Because of the cost of backing up your data to iCloud – or if you have a slow or no internet connection – you may wish to consider backing up to a local, external hard drive manufactured by Apple and a number of other suppliers. Macs feature a built-in utility called Time Machine which creates incremental backups of files that can be restored at a later date. It also allows you to restore the whole system (power on your Mac and hold down the Command (⌘) and R keys when the gray screen appears or boot from the OS X Install DVD), multiple files, or a single file.
Further advice and tips
- Use strong passwords and update them regularly. From OSX 10.9 (Mavericks), the Keychain built-in password/login manager can detect when you are filling in a login or registration form in Safari. It will then offer you a strong password that you can use and store in your keychain. This process is explained in more detail on a number of websites, for example: www.imore.com/how-generate-password-icloud-keychain-and-os-x-mavericks
- Mac OS X disables the root user by default. It should never be enabled.
- For additional security go to the System Preferences application, select Security and tick each of the options on the bottom half of the screen: Require password to wake this computer from sleep or screen saver; Disable automatic login; Require password to unlock each secure system preference; Log out after 10 minutes of inactivity; and Use secure virtual memory. Most of these options relate to controlling access to the computer by unauthorised users.
- Consider encrypting your files in case your computer is stolen, especially if you are using a MacBook, MacBook Pro or MacBook Air. It will prevent your files being read. To do this, go to the System Preferences application, select Security and Turn on FileVault. Be aware, however, that enabling FileVault will affect how Time Machine backs up your user data.
- Use Secure Empty Trash from the Finder menu to shred deleted files.
- If you use virtualisation software such as Boot Camp, Parallels or VirtualBox to run a Windows system, you should make sure that it is secured as if it were a regular PC.
- If your Mac is shared by different users, set up user accounts and passwords so that private files are kept separate and the ability to reconfigure security settings on the computer are restricted. To do this, go to the System Preferences application and select Accounts. Follow the instructions to add new users and set up parental controls and other restrictions.
- Create a single ‘main’ administration account. You should not need to log in to this account regularly, but you will need to remember the account name and password. Regular user accounts should have the ‘Allow user to administer this computer’ option unchecked.
- Create a ‘Hot Corner’ to start your screen saver (provided you have set the screen saver option to always request a password). Start System Preferences, and select the ‘Desktop & Screen Saver’ section.

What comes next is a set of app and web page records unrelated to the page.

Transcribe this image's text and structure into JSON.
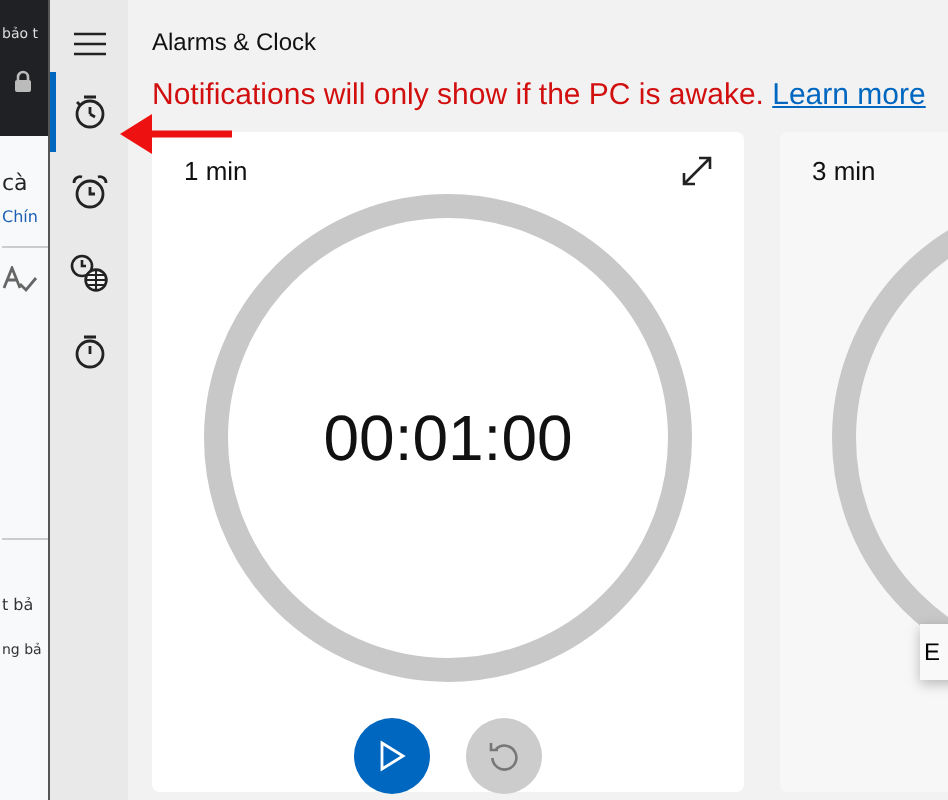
{
  "browser": {
    "tab_title": "bảo t",
    "lines_top": [
      "cà",
      "Chín"
    ],
    "lines_bottom": [
      "t bả",
      "ng bả"
    ]
  },
  "app": {
    "title": "Alarms & Clock",
    "nav": [
      {
        "kind": "menu",
        "selected": false
      },
      {
        "kind": "timer",
        "selected": true
      },
      {
        "kind": "alarm",
        "selected": false
      },
      {
        "kind": "world",
        "selected": false
      },
      {
        "kind": "stopwatch",
        "selected": false
      }
    ],
    "notice": {
      "text": "Notifications will only show if the PC is awake.",
      "link": "Learn more"
    },
    "timers": [
      {
        "name": "1 min",
        "time": "00:01:00",
        "expandable": true,
        "controls": true
      },
      {
        "name": "3 min"
      }
    ],
    "tooltip": "E"
  }
}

At the bottom right is the ‘Hot Corners’ button. Select your preferred corner and select ‘Start Screen Saver’ from the drop-down menu.

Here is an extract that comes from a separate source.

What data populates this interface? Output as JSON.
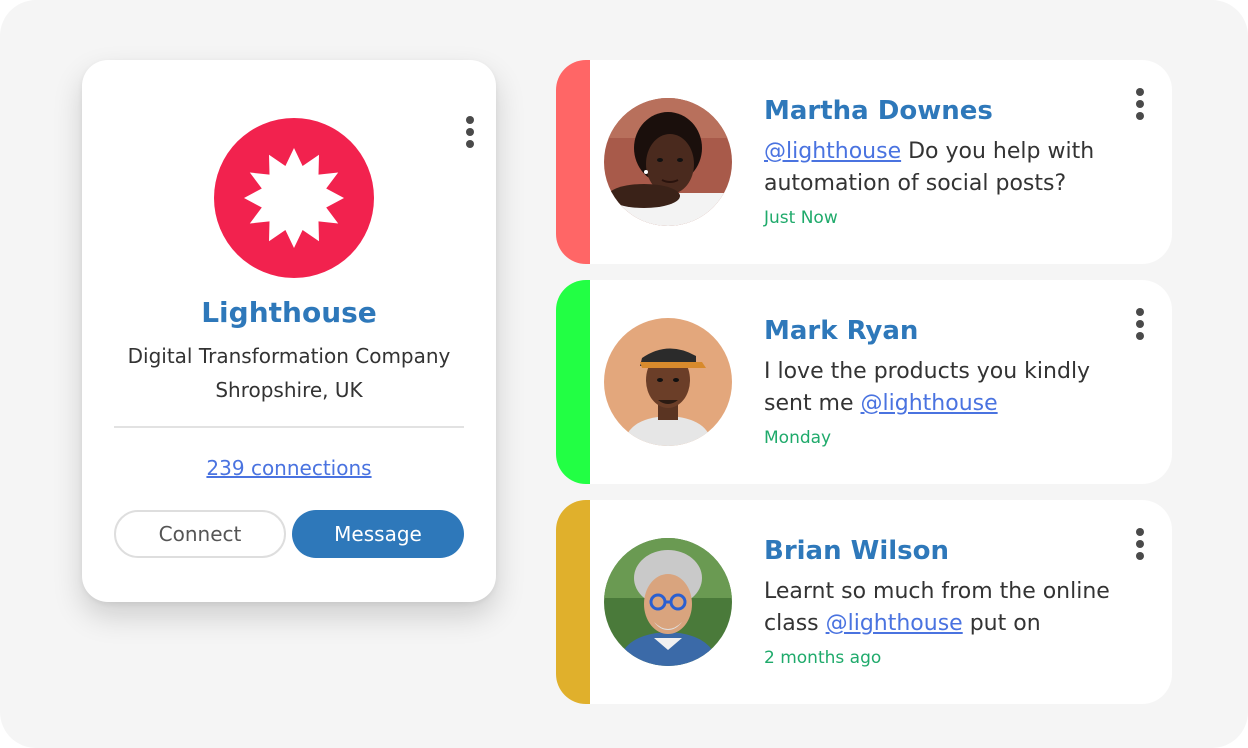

Now you can start the screen saver simply by rolling the mouse to the relevant corner of the screen.